>>>
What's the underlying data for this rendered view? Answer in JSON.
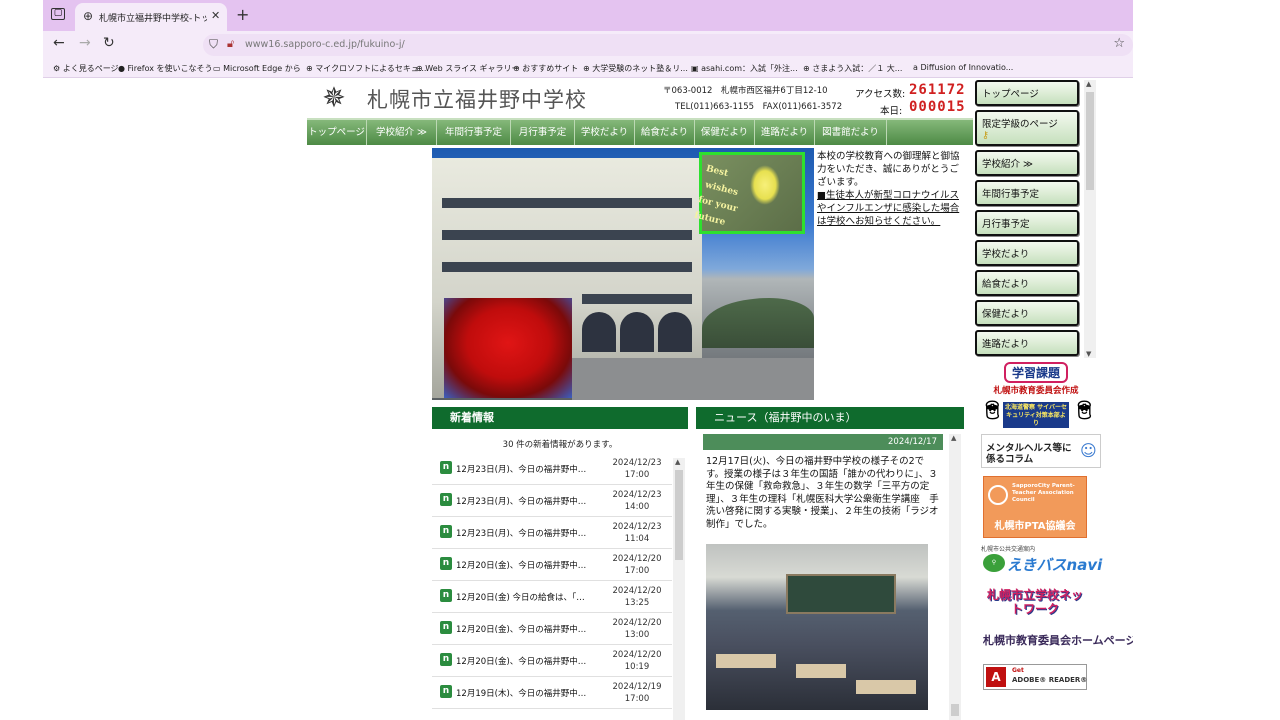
{
  "browser": {
    "tab_title": "札幌市立福井野中学校-トップペ",
    "url": "www16.sapporo-c.ed.jp/fukuino-j/",
    "bookmarks": [
      "よく見るページ",
      "Firefox を使いこなそう",
      "Microsoft Edge から",
      "マイクロソフトによるセキュ...",
      "Web スライス ギャラリー",
      "おすすめサイト",
      "大学受験のネット塾＆リ...",
      "asahi.com：入試「外注...",
      "さまよう入試：／１ 大...",
      "Diffusion of Innovatio..."
    ]
  },
  "header": {
    "school_name": "札幌市立福井野中学校",
    "address_line1": "〒063-0012　札幌市西区福井6丁目12-10",
    "address_line2": "TEL(011)663-1155　FAX(011)661-3572",
    "access_label": "アクセス数:",
    "access_count": "261172",
    "today_label": "本日:",
    "today_count": "000015"
  },
  "global_nav": [
    "トップページ",
    "学校紹介 ≫",
    "年間行事予定",
    "月行事予定",
    "学校だより",
    "給食だより",
    "保健だより",
    "進路だより",
    "図書館だより"
  ],
  "side_nav": [
    "トップページ",
    "限定学級のページ",
    "学校紹介 ≫",
    "年間行事予定",
    "月行事予定",
    "学校だより",
    "給食だより",
    "保健だより",
    "進路だより"
  ],
  "hero": {
    "ribbon_text": "Best\n wishes\nfor your\nfuture"
  },
  "intro": {
    "lead": "本校の学校教育への御理解と御協力をいただき、誠にありがとうございます。",
    "link": "■生徒本人が新型コロナウイルスやインフルエンザに感染した場合は学校へお知らせください。"
  },
  "news": {
    "heading": "新着情報",
    "count_text": "30 件の新着情報があります。",
    "items": [
      {
        "text": "12月23日(月)、今日の福井野中…",
        "date": "2024/12/23",
        "time": "17:00"
      },
      {
        "text": "12月23日(月)、今日の福井野中…",
        "date": "2024/12/23",
        "time": "14:00"
      },
      {
        "text": "12月23日(月)、今日の福井野中…",
        "date": "2024/12/23",
        "time": "11:04"
      },
      {
        "text": "12月20日(金)、今日の福井野中…",
        "date": "2024/12/20",
        "time": "17:00"
      },
      {
        "text": "12月20日(金) 今日の給食は、「…",
        "date": "2024/12/20",
        "time": "13:25"
      },
      {
        "text": "12月20日(金)、今日の福井野中…",
        "date": "2024/12/20",
        "time": "13:00"
      },
      {
        "text": "12月20日(金)、今日の福井野中…",
        "date": "2024/12/20",
        "time": "10:19"
      },
      {
        "text": "12月19日(木)、今日の福井野中…",
        "date": "2024/12/19",
        "time": "17:00"
      }
    ]
  },
  "post": {
    "heading": "ニュース（福井野中のいま）",
    "date": "2024/12/17",
    "body": "12月17日(火)、今日の福井野中学校の様子その2です。授業の様子は３年生の国語「誰かの代わりに」、３年生の保健「救命救急」、３年生の数学「三平方の定理」、３年生の理科「札幌医科大学公衆衛生学講座　手洗い啓発に関する実験・授業」、２年生の技術「ラジオ制作」でした。"
  },
  "banners": {
    "gakushu": "学習課題",
    "gakushu_sub": "札幌市教育委員会作成",
    "cyber": "北海道警察 サイバーセキュリティ対策本部より",
    "mental": "メンタルヘルス等に係るコラム",
    "pta_en": "SapporoCity Parent-Teacher Association Council",
    "pta": "札幌市PTA協議会",
    "ekibus_small": "札幌市公共交通案内",
    "ekibus": "えきバスnavi",
    "network": "札幌市立学校ネットワーク",
    "board": "札幌市教育委員会ホームページ",
    "adobe_small": "Get",
    "adobe": "ADOBE® READER®"
  },
  "colors": {
    "nav_green": "#4d8a45",
    "section_green": "#0f6b2d",
    "counter_red": "#d02020",
    "chrome_purple": "#e4c3f0"
  }
}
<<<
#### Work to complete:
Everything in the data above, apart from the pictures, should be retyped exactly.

#### Reply to the task:
What's the underlying data for this rendered view? Answer in JSON.
{
  "browser": {
    "tab_title": "札幌市立福井野中学校-トップペ",
    "url": "www16.sapporo-c.ed.jp/fukuino-j/",
    "bookmarks": [
      "よく見るページ",
      "Firefox を使いこなそう",
      "Microsoft Edge から",
      "マイクロソフトによるセキュ...",
      "Web スライス ギャラリー",
      "おすすめサイト",
      "大学受験のネット塾＆リ...",
      "asahi.com：入試「外注...",
      "さまよう入試：／１ 大...",
      "Diffusion of Innovatio..."
    ]
  },
  "header": {
    "school_name": "札幌市立福井野中学校",
    "address_line1": "〒063-0012　札幌市西区福井6丁目12-10",
    "address_line2": "TEL(011)663-1155　FAX(011)661-3572",
    "access_label": "アクセス数:",
    "access_count": "261172",
    "today_label": "本日:",
    "today_count": "000015"
  },
  "global_nav": [
    "トップページ",
    "学校紹介 ≫",
    "年間行事予定",
    "月行事予定",
    "学校だより",
    "給食だより",
    "保健だより",
    "進路だより",
    "図書館だより"
  ],
  "side_nav": [
    "トップページ",
    "限定学級のページ",
    "学校紹介 ≫",
    "年間行事予定",
    "月行事予定",
    "学校だより",
    "給食だより",
    "保健だより",
    "進路だより"
  ],
  "hero": {
    "ribbon_text": "Best\n wishes\nfor your\nfuture"
  },
  "intro": {
    "lead": "本校の学校教育への御理解と御協力をいただき、誠にありがとうございます。",
    "link": "■生徒本人が新型コロナウイルスやインフルエンザに感染した場合は学校へお知らせください。"
  },
  "news": {
    "heading": "新着情報",
    "count_text": "30 件の新着情報があります。",
    "items": [
      {
        "text": "12月23日(月)、今日の福井野中…",
        "date": "2024/12/23",
        "time": "17:00"
      },
      {
        "text": "12月23日(月)、今日の福井野中…",
        "date": "2024/12/23",
        "time": "14:00"
      },
      {
        "text": "12月23日(月)、今日の福井野中…",
        "date": "2024/12/23",
        "time": "11:04"
      },
      {
        "text": "12月20日(金)、今日の福井野中…",
        "date": "2024/12/20",
        "time": "17:00"
      },
      {
        "text": "12月20日(金) 今日の給食は、「…",
        "date": "2024/12/20",
        "time": "13:25"
      },
      {
        "text": "12月20日(金)、今日の福井野中…",
        "date": "2024/12/20",
        "time": "13:00"
      },
      {
        "text": "12月20日(金)、今日の福井野中…",
        "date": "2024/12/20",
        "time": "10:19"
      },
      {
        "text": "12月19日(木)、今日の福井野中…",
        "date": "2024/12/19",
        "time": "17:00"
      }
    ]
  },
  "post": {
    "heading": "ニュース（福井野中のいま）",
    "date": "2024/12/17",
    "body": "12月17日(火)、今日の福井野中学校の様子その2です。授業の様子は３年生の国語「誰かの代わりに」、３年生の保健「救命救急」、３年生の数学「三平方の定理」、３年生の理科「札幌医科大学公衆衛生学講座　手洗い啓発に関する実験・授業」、２年生の技術「ラジオ制作」でした。"
  },
  "banners": {
    "gakushu": "学習課題",
    "gakushu_sub": "札幌市教育委員会作成",
    "cyber": "北海道警察 サイバーセキュリティ対策本部より",
    "mental": "メンタルヘルス等に係るコラム",
    "pta_en": "SapporoCity Parent-Teacher Association Council",
    "pta": "札幌市PTA協議会",
    "ekibus_small": "札幌市公共交通案内",
    "ekibus": "えきバスnavi",
    "network": "札幌市立学校ネットワーク",
    "board": "札幌市教育委員会ホームページ",
    "adobe_small": "Get",
    "adobe": "ADOBE® READER®"
  },
  "colors": {
    "nav_green": "#4d8a45",
    "section_green": "#0f6b2d",
    "counter_red": "#d02020",
    "chrome_purple": "#e4c3f0"
  }
}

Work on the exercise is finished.